…the initial principle that the new administration should observe in making policy toward the region is the Hippocratic one of first doing no harm. A second principle is to keep costs and risks commensurate with prospective gains to U.S. interests. A third is to recognize that not all problems, even heart-rending ones, are solvable, and that if they are, the United States is not always best suited to solve them. Often the interests and objectives of other players in the region are better engaged, and this sometimes means taking advantage of the balancing of conflicting interests.
Highly recommended that you read the entire thing (quickly as it will soon be gated).
With Donald Trump as President-elect, Israel has ramped up its settlement construction with the belief that he would be more sympathetic, or uninterested, in getting involved in the politics of West Bank Israeli housing. The latest behavior of the Israeli government is especially dubious. As reported in the LA Times, “The bill would empower Israel to expropriate the property and offer compensation to Palestinian owners, allowing Israeli settlers to have homes retroactively legalized.”
The Israeli government will, obviously, pay a below market price for these homes. Otherwise there would be no need for the bill.

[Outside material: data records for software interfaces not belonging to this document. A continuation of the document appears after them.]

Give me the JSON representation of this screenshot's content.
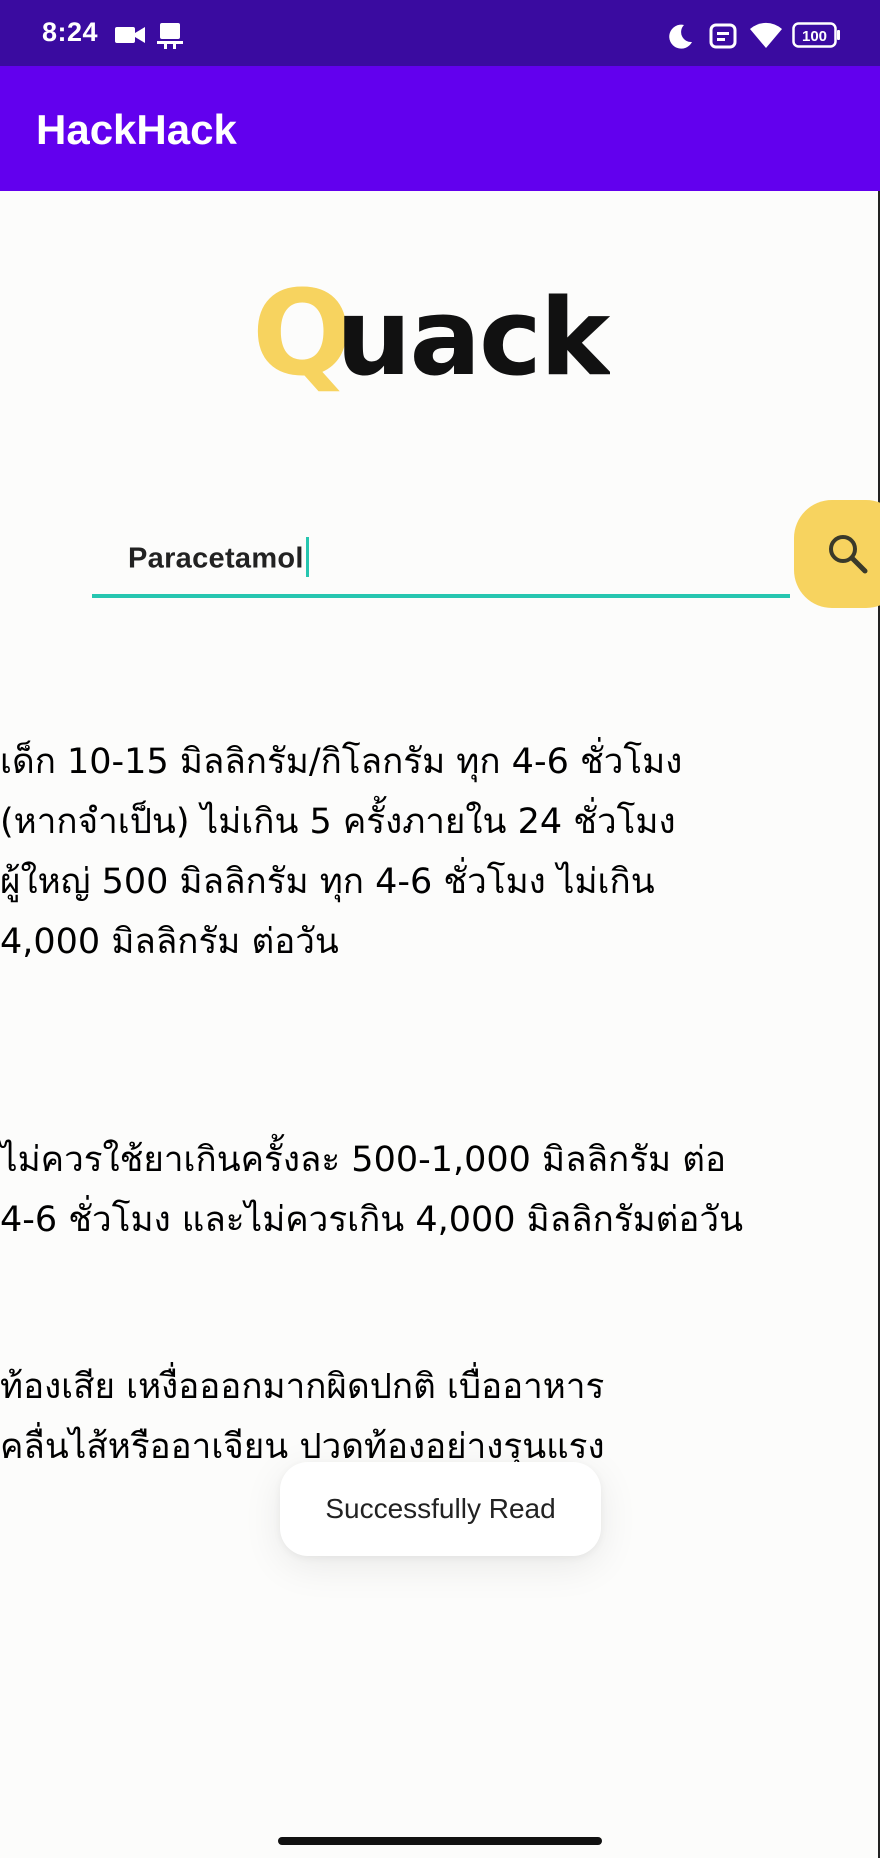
{
  "status_bar": {
    "time": "8:24",
    "battery": "100",
    "icons": [
      "video-camera-icon",
      "cast-icon",
      "moon-icon",
      "nfc-icon",
      "wifi-icon",
      "battery-icon"
    ]
  },
  "app_bar": {
    "title": "HackHack"
  },
  "logo": {
    "first_letter": "Q",
    "rest": "uack",
    "colors": {
      "accent": "#f7d35f",
      "text": "#111111"
    }
  },
  "search": {
    "value": "Paracetamol",
    "icon": "search-icon",
    "underline_color": "#26c6b0",
    "button_color": "#f7d35f"
  },
  "results": {
    "dosage": "เด็ก 10-15 มิลลิกรัม/กิโลกรัม ทุก 4-6 ชั่วโมง\n(หากจำเป็น) ไม่เกิน 5 ครั้งภายใน 24 ชั่วโมง\nผู้ใหญ่ 500 มิลลิกรัม ทุก 4-6 ชั่วโมง ไม่เกิน\n4,000 มิลลิกรัม ต่อวัน",
    "warning": "ไม่ควรใช้ยาเกินครั้งละ 500-1,000 มิลลิกรัม ต่อ\n4-6 ชั่วโมง และไม่ควรเกิน 4,000 มิลลิกรัมต่อวัน",
    "side_effects": "ท้องเสีย เหงื่อออกมากผิดปกติ เบื่ออาหาร\nคลื่นไส้หรืออาเจียน ปวดท้องอย่างรุนแรง"
  },
  "toast": {
    "message": "Successfully Read"
  },
  "colors": {
    "status_bar": "#3a0ba0",
    "app_bar": "#6200ee",
    "background": "#fcfcfb"
  }
}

This is actually a situation where I think the United States should involve itself in the domestic affairs of a foreign state. (1) Many of our Middle East security problems can be partially traced back to the peace process and the perception that the United States is not an neutral party. But more importantly, (2) we provide a ridiculous amount of aid to Israel; the latest pledge of 38 billion over a 10 year period is the largest aid transfer in American history. I disagree with subsidizing Israel security but if we are going to give so much American money to a foreign state we should at least demand that the recipient not pursue policies that jeopardize American security. This is not the same as Jackson-Vanik style negotiating because the United States, I believe, doesn’t get anything in return for subsidizing Israeli defense but overwhelming benefits from free trade.